The EP may decide to defer discharge where it is dissatisfied with particular aspects of the Commission's management of the budget. Refusal of discharge was considered as tantamount to requiring resignation of the Commission; the threat was put into effect in December 1998. Following a vote in plenary at which the discharge motion was rejected, a group of five independent experts was established, which reported on accusations of fraud, mismanagement and nepotism against the European Commission; the latter body then resigned en bloc on 16 March 1999.
The new Commission came into office with a strong commitment to reform and proposals for a reform strategy were adopted in January 2000. These are partly based on the second report of the independent experts on reform of the Commission, which analysed current practice and made its own proposals for tackling mismanagement, irregularities and fraud. The reform is concentrating especially on reorganisation of internal audit and control arrangements, but includes establishment of codes of conduct for Commissioners and officials, creation of an ethics committee and a wide range of changes to staff policy.

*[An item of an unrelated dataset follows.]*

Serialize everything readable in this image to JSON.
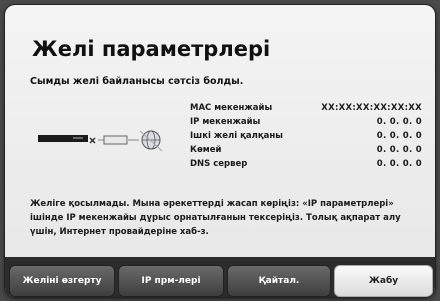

Although the principal tool of control over execution of the budget remains the discharge, Parliamentary control is now also carried out during the budgetary year concerned. To this end the Commission submits monthly reports to the budgetary authority on the implementation of the budget and quarterly reports on frauds and irregularities.
Underused lines in the budget may be the object of transfers to lines in need of reinforcement. Many of these are grouped in a proposal for a 'global' transfer submitted in the autumn; an opinion on this global transfer is used as an input to the Committee on Budgets deliberations on the following year's budget. Only transfers within the scope of existing policies may be approved; resources for new policies required in the course of the year must be the object of supplementary and amending budgets.
Because of the complexity of the Community budget, individual members of the Committee on Budgetary Control specialise in particular Community policies and prepare the EP's response to ECA special reports in their field, often in the form of working papers for the guidance of the general rapporteur on the discharge.
Parliament's specialist committees are also encouraged to play a positive role in ensuring that Community funds are spent economically in the best interest of the European taxpayer. On a number of occasions, members of the Committee on Budgetary Control have also held discussions with representatives of the corresponding committees of parliaments in the Member States, with national auditing authorities and with representatives of customs departments; on-the-spot enquiries have also been carried out by individual members to ascertain the facts underlying particular problems.
In December 1995 the EP exercised for the first time its right acquired under the Treaty on European Union to establish a Committee of Inquiry. This committee reported on allegations of fraud and maladministration under the Community transit system. Its 38 recommendations received wide support and following up their implementation has been the responsibility of the Committee on Budgetary Control.